App and web page records:
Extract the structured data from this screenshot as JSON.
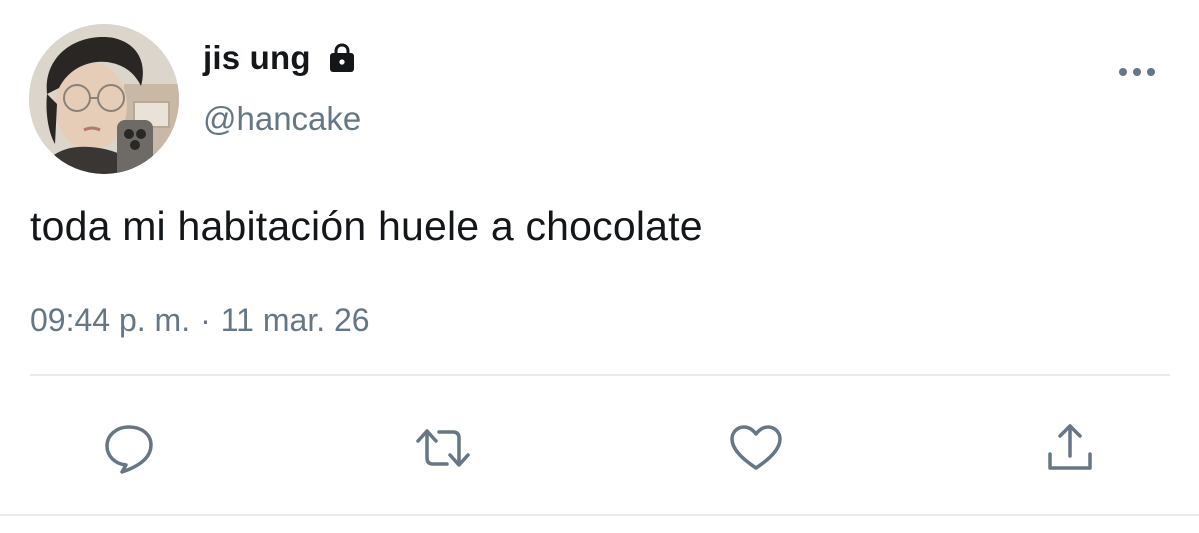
{
  "user": {
    "display_name": "jis ung",
    "handle": "@hancake",
    "protected_icon": "lock-icon",
    "avatar": "profile-photo"
  },
  "tweet": {
    "text": "toda mi habitación huele a chocolate",
    "time": "09:44 p. m.",
    "separator": "·",
    "date": "11 mar. 26"
  },
  "actions": {
    "reply_icon": "speech-bubble-icon",
    "retweet_icon": "retweet-icon",
    "like_icon": "heart-icon",
    "share_icon": "share-icon",
    "more_icon": "more-horizontal-icon"
  },
  "colors": {
    "text": "#14171a",
    "secondary": "#657786",
    "icon": "#657786",
    "divider": "#e6ecf0"
  }
}
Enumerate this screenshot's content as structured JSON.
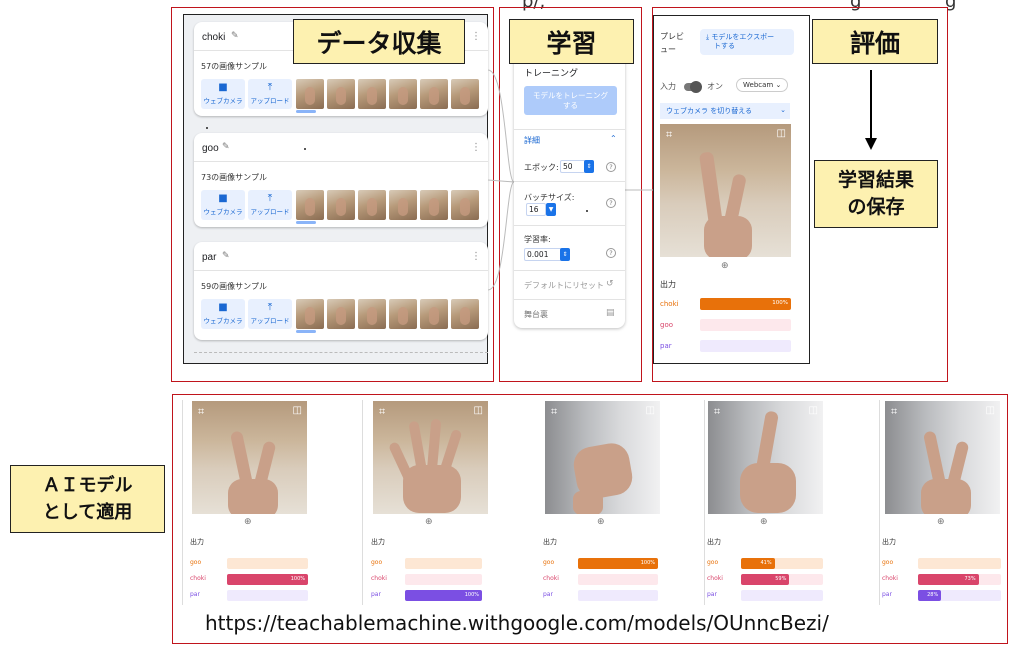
{
  "top_cut_text": [
    "p/,",
    "g",
    "g"
  ],
  "callouts": {
    "data_collection": "データ収集",
    "training": "学習",
    "evaluation": "評価",
    "save_result": [
      "学習結果",
      "の保存"
    ],
    "apply_model": [
      "ＡＩモデル",
      "として適用"
    ]
  },
  "classes": [
    {
      "name": "choki",
      "samples": "57の画像サンプル"
    },
    {
      "name": "goo",
      "samples": "73の画像サンプル"
    },
    {
      "name": "par",
      "samples": "59の画像サンプル"
    }
  ],
  "capture_buttons": {
    "webcam": "ウェブカメラ",
    "upload": "アップロード"
  },
  "training": {
    "title": "トレーニング",
    "train_button": [
      "モデルをトレーニング",
      "する"
    ],
    "advanced": "詳細",
    "epochs_label": "エポック:",
    "epochs_value": "50",
    "batch_label": "バッチサイズ:",
    "batch_value": "16",
    "lr_label": "学習率:",
    "lr_value": "0.001",
    "reset": "デフォルトにリセット",
    "dashboard": "舞台裏"
  },
  "preview": {
    "title": [
      "プレビ",
      "ュー"
    ],
    "export_button": [
      "モデルをエクスポー",
      "トする"
    ],
    "input_label": "入力",
    "toggle_label": "オン",
    "source": "Webcam",
    "switch_camera": "ウェブカメラ を切り替える",
    "output_label": "出力",
    "bars": [
      {
        "label": "choki",
        "value": 100,
        "pct": "100%",
        "color": "#e8710a",
        "bg": "#fde7d4"
      },
      {
        "label": "goo",
        "value": 0,
        "pct": "",
        "color": "#d9456b",
        "bg": "#fde8ec"
      },
      {
        "label": "par",
        "value": 0,
        "pct": "",
        "color": "#7b4fe3",
        "bg": "#efeafd"
      }
    ]
  },
  "applied": {
    "output_label": "出力",
    "panels": [
      {
        "bars": [
          {
            "label": "goo",
            "value": 0,
            "pct": "",
            "color": "#e8710a",
            "bg": "#fde7d4"
          },
          {
            "label": "choki",
            "value": 100,
            "pct": "100%",
            "color": "#d9456b",
            "bg": "#fde8ec"
          },
          {
            "label": "par",
            "value": 0,
            "pct": "",
            "color": "#7b4fe3",
            "bg": "#efeafd"
          }
        ]
      },
      {
        "bars": [
          {
            "label": "goo",
            "value": 0,
            "pct": "",
            "color": "#e8710a",
            "bg": "#fde7d4"
          },
          {
            "label": "choki",
            "value": 0,
            "pct": "",
            "color": "#d9456b",
            "bg": "#fde8ec"
          },
          {
            "label": "par",
            "value": 100,
            "pct": "100%",
            "color": "#7b4fe3",
            "bg": "#efeafd"
          }
        ]
      },
      {
        "bars": [
          {
            "label": "goo",
            "value": 100,
            "pct": "100%",
            "color": "#e8710a",
            "bg": "#fde7d4"
          },
          {
            "label": "choki",
            "value": 0,
            "pct": "",
            "color": "#d9456b",
            "bg": "#fde8ec"
          },
          {
            "label": "par",
            "value": 0,
            "pct": "",
            "color": "#7b4fe3",
            "bg": "#efeafd"
          }
        ]
      },
      {
        "bars": [
          {
            "label": "goo",
            "value": 41,
            "pct": "41%",
            "color": "#e8710a",
            "bg": "#fde7d4"
          },
          {
            "label": "choki",
            "value": 59,
            "pct": "59%",
            "color": "#d9456b",
            "bg": "#fde8ec"
          },
          {
            "label": "par",
            "value": 0,
            "pct": "",
            "color": "#7b4fe3",
            "bg": "#efeafd"
          }
        ]
      },
      {
        "bars": [
          {
            "label": "goo",
            "value": 0,
            "pct": "",
            "color": "#e8710a",
            "bg": "#fde7d4"
          },
          {
            "label": "choki",
            "value": 73,
            "pct": "73%",
            "color": "#d9456b",
            "bg": "#fde8ec"
          },
          {
            "label": "par",
            "value": 28,
            "pct": "28%",
            "color": "#7b4fe3",
            "bg": "#efeafd"
          }
        ]
      }
    ]
  },
  "url": "https://teachablemachine.withgoogle.com/models/OUnncBezi/"
}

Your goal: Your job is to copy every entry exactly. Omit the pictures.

Solution for this task:
Extract the structured data from this screenshot as JSON.
{
  "user": {
    "display_name": "jis ung",
    "handle": "@hancake",
    "protected_icon": "lock-icon",
    "avatar": "profile-photo"
  },
  "tweet": {
    "text": "toda mi habitación huele a chocolate",
    "time": "09:44 p. m.",
    "separator": "·",
    "date": "11 mar. 26"
  },
  "actions": {
    "reply_icon": "speech-bubble-icon",
    "retweet_icon": "retweet-icon",
    "like_icon": "heart-icon",
    "share_icon": "share-icon",
    "more_icon": "more-horizontal-icon"
  },
  "colors": {
    "text": "#14171a",
    "secondary": "#657786",
    "icon": "#657786",
    "divider": "#e6ecf0"
  }
}
Enumerate this screenshot's content as structured JSON.
{
  "top_cut_text": [
    "p/,",
    "g",
    "g"
  ],
  "callouts": {
    "data_collection": "データ収集",
    "training": "学習",
    "evaluation": "評価",
    "save_result": [
      "学習結果",
      "の保存"
    ],
    "apply_model": [
      "ＡＩモデル",
      "として適用"
    ]
  },
  "classes": [
    {
      "name": "choki",
      "samples": "57の画像サンプル"
    },
    {
      "name": "goo",
      "samples": "73の画像サンプル"
    },
    {
      "name": "par",
      "samples": "59の画像サンプル"
    }
  ],
  "capture_buttons": {
    "webcam": "ウェブカメラ",
    "upload": "アップロード"
  },
  "training": {
    "title": "トレーニング",
    "train_button": [
      "モデルをトレーニング",
      "する"
    ],
    "advanced": "詳細",
    "epochs_label": "エポック:",
    "epochs_value": "50",
    "batch_label": "バッチサイズ:",
    "batch_value": "16",
    "lr_label": "学習率:",
    "lr_value": "0.001",
    "reset": "デフォルトにリセット",
    "dashboard": "舞台裏"
  },
  "preview": {
    "title": [
      "プレビ",
      "ュー"
    ],
    "export_button": [
      "モデルをエクスポー",
      "トする"
    ],
    "input_label": "入力",
    "toggle_label": "オン",
    "source": "Webcam",
    "switch_camera": "ウェブカメラ を切り替える",
    "output_label": "出力",
    "bars": [
      {
        "label": "choki",
        "value": 100,
        "pct": "100%",
        "color": "#e8710a",
        "bg": "#fde7d4"
      },
      {
        "label": "goo",
        "value": 0,
        "pct": "",
        "color": "#d9456b",
        "bg": "#fde8ec"
      },
      {
        "label": "par",
        "value": 0,
        "pct": "",
        "color": "#7b4fe3",
        "bg": "#efeafd"
      }
    ]
  },
  "applied": {
    "output_label": "出力",
    "panels": [
      {
        "bars": [
          {
            "label": "goo",
            "value": 0,
            "pct": "",
            "color": "#e8710a",
            "bg": "#fde7d4"
          },
          {
            "label": "choki",
            "value": 100,
            "pct": "100%",
            "color": "#d9456b",
            "bg": "#fde8ec"
          },
          {
            "label": "par",
            "value": 0,
            "pct": "",
            "color": "#7b4fe3",
            "bg": "#efeafd"
          }
        ]
      },
      {
        "bars": [
          {
            "label": "goo",
            "value": 0,
            "pct": "",
            "color": "#e8710a",
            "bg": "#fde7d4"
          },
          {
            "label": "choki",
            "value": 0,
            "pct": "",
            "color": "#d9456b",
            "bg": "#fde8ec"
          },
          {
            "label": "par",
            "value": 100,
            "pct": "100%",
            "color": "#7b4fe3",
            "bg": "#efeafd"
          }
        ]
      },
      {
        "bars": [
          {
            "label": "goo",
            "value": 100,
            "pct": "100%",
            "color": "#e8710a",
            "bg": "#fde7d4"
          },
          {
            "label": "choki",
            "value": 0,
            "pct": "",
            "color": "#d9456b",
            "bg": "#fde8ec"
          },
          {
            "label": "par",
            "value": 0,
            "pct": "",
            "color": "#7b4fe3",
            "bg": "#efeafd"
          }
        ]
      },
      {
        "bars": [
          {
            "label": "goo",
            "value": 41,
            "pct": "41%",
            "color": "#e8710a",
            "bg": "#fde7d4"
          },
          {
            "label": "choki",
            "value": 59,
            "pct": "59%",
            "color": "#d9456b",
            "bg": "#fde8ec"
          },
          {
            "label": "par",
            "value": 0,
            "pct": "",
            "color": "#7b4fe3",
            "bg": "#efeafd"
          }
        ]
      },
      {
        "bars": [
          {
            "label": "goo",
            "value": 0,
            "pct": "",
            "color": "#e8710a",
            "bg": "#fde7d4"
          },
          {
            "label": "choki",
            "value": 73,
            "pct": "73%",
            "color": "#d9456b",
            "bg": "#fde8ec"
          },
          {
            "label": "par",
            "value": 28,
            "pct": "28%",
            "color": "#7b4fe3",
            "bg": "#efeafd"
          }
        ]
      }
    ]
  },
  "url": "https://teachablemachine.withgoogle.com/models/OUnncBezi/"
}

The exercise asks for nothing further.